> AIM OF THE EXERCISE: Report back every line in the data that includes the string "asked".
╭─ MATERIAL TO PROCESS
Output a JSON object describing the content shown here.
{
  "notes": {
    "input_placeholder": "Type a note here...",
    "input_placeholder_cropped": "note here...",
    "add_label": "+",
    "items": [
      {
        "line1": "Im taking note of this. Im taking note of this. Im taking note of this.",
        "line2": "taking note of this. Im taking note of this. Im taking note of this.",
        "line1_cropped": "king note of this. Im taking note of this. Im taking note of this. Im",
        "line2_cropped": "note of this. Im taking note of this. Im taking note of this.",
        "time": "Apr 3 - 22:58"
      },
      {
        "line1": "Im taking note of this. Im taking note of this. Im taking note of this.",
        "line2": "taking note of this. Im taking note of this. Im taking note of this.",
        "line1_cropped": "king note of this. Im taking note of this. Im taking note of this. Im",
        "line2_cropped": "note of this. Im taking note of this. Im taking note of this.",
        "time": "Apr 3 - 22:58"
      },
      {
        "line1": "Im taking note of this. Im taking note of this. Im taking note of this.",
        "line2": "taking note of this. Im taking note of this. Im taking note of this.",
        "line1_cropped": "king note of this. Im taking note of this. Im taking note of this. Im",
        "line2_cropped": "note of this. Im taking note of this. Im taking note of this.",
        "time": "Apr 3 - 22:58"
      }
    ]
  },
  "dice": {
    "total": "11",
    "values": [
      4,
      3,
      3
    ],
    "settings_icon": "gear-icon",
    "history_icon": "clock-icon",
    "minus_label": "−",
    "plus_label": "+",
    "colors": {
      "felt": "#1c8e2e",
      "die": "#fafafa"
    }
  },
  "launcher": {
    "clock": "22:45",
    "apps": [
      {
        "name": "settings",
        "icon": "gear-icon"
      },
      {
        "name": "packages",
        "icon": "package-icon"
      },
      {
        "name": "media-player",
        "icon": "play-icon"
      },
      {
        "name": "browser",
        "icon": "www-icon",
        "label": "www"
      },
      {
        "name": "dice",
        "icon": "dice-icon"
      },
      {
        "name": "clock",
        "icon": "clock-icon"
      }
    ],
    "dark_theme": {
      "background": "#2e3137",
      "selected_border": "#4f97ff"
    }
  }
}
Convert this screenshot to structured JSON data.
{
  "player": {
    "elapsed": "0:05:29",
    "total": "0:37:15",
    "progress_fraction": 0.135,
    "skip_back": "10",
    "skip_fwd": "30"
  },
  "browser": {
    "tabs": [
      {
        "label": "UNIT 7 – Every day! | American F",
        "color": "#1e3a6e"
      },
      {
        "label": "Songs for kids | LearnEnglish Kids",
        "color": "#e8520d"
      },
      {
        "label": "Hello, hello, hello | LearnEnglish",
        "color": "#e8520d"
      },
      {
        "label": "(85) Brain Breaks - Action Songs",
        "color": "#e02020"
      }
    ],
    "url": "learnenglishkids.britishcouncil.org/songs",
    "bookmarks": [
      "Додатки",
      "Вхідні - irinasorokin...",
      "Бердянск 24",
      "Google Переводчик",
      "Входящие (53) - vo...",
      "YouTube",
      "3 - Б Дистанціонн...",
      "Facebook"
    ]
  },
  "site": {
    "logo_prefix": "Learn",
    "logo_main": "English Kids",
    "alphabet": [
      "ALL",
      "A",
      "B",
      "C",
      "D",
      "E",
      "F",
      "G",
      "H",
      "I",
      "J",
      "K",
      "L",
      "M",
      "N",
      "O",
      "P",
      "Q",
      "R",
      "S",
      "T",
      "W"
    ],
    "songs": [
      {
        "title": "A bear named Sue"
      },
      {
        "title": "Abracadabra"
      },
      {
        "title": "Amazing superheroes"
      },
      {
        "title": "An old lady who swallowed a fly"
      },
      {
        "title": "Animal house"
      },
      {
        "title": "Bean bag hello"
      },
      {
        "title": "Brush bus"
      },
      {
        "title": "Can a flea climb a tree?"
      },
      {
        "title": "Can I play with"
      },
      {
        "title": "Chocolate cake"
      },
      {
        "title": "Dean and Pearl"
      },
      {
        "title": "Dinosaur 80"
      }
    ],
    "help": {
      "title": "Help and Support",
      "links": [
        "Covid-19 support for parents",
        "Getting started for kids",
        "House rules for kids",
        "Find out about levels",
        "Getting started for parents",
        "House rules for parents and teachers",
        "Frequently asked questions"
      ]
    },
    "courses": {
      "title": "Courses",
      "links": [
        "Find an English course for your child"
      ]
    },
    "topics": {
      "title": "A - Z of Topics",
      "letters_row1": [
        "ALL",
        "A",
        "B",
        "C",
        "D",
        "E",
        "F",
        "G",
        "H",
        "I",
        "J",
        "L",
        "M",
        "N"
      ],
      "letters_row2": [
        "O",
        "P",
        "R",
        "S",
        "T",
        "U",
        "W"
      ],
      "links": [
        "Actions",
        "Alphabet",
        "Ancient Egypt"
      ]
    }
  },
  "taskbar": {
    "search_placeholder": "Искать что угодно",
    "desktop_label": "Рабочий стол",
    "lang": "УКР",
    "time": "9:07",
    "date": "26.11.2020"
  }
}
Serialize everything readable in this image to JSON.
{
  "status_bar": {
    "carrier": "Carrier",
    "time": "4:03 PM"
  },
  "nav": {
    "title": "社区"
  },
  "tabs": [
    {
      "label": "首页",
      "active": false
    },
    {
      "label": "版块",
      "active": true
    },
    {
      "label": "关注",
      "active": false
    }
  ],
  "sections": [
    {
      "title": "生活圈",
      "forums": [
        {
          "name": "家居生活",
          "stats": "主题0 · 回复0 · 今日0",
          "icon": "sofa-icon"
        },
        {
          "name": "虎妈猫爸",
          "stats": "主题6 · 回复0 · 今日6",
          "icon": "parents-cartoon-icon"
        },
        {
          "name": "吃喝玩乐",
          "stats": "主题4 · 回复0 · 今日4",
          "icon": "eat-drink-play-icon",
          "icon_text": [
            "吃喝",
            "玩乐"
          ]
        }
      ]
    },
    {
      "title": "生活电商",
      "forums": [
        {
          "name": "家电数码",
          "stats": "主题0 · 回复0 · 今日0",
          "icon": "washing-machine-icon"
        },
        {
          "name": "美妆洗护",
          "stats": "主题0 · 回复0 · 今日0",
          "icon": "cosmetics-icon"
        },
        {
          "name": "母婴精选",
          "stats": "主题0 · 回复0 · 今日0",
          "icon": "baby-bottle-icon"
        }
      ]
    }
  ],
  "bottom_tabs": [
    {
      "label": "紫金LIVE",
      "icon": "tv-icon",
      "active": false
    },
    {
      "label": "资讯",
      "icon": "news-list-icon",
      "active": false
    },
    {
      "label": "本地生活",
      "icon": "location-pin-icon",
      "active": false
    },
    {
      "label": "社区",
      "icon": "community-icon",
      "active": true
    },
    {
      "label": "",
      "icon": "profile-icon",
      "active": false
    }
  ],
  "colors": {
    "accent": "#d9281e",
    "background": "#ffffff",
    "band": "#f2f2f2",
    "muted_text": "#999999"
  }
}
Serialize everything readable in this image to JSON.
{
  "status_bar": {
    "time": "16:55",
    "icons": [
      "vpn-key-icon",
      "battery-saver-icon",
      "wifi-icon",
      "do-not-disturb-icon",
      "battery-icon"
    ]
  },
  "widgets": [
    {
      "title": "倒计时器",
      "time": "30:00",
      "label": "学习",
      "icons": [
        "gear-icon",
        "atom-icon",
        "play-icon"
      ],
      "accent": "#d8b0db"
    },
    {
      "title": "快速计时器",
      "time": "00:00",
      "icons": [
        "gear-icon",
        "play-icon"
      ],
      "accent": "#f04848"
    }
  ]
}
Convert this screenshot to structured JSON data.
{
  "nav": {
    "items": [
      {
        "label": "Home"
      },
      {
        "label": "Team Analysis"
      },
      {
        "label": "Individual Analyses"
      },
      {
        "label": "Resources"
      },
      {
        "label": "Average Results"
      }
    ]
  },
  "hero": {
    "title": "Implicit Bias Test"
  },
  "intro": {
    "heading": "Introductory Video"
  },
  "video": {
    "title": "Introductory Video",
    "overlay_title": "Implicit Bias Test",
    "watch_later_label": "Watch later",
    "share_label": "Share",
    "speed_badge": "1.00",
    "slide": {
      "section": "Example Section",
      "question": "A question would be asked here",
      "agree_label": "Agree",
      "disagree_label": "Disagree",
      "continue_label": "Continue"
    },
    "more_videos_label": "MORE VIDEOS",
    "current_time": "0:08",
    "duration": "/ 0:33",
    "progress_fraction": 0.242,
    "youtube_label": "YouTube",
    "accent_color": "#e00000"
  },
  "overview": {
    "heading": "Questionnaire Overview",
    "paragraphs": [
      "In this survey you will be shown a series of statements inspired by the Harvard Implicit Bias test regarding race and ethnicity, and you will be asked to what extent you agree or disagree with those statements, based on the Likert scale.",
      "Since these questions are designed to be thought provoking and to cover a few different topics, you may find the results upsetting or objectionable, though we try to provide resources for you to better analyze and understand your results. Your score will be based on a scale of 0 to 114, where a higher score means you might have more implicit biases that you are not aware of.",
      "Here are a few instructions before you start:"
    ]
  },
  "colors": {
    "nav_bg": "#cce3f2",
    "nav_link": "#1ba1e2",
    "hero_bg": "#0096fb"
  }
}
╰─
> RESULT OF THIS EXERCISE:
        "Frequently asked questions"
      "question": "A question would be asked here",
      "In this survey you will be shown a series of statements inspired by the Harvard Implicit Bias test regarding race and ethnicity, and you will be asked to what extent you agree or disagree with those statements, based on the Likert scale.",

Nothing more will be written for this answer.